Three-figure Shrouds: The Strange, Stranger, and Strangers

The mysterious mummy portraits of the Fayum have only recently become a more widely discussed topic in the academia of art history and Egyptology, due to its uniqueness and the limited number of portraits and shrouds available to be studied (and even out of the handful that have been found, many have incurred severe damage or fading over its two millennia of existence). However, even from the smattering of portraits we have left, conclusions can be drawn which provide us with further insight into the interplay between Greco-Roman culture and Egyptian funerary tradition. These shrouds are representations of incredible artistry and workmanship, which clearly reflect a society that emphasized the image of self and society through symbols and portraits, with each and every stroke revealing a little bit more detail of what was important to the people who lived, breathed, and embodied the blending of three very different traditions and histories.

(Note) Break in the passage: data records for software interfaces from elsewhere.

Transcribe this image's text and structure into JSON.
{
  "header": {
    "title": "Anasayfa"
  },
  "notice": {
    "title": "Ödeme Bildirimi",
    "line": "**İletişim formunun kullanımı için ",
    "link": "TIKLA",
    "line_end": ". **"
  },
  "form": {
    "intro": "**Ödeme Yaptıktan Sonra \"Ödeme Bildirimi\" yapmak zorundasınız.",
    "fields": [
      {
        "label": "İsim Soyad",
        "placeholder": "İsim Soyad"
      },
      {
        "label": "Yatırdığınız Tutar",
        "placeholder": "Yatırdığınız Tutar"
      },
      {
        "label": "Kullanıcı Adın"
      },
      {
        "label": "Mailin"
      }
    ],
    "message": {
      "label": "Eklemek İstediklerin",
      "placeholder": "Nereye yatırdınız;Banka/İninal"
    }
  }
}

Through the similarities in the artwork between the remaining shrouds, paying particularly close attention to the handful of three-figure shrouds that survive, I posit that there are a variety of reasons and factors which have melted together to result in the unique funerary artworks we see today, and that despite not having one single answer, we have many that all each play its unique role in educating us about this wonderfully strange era in Egyptology and art history.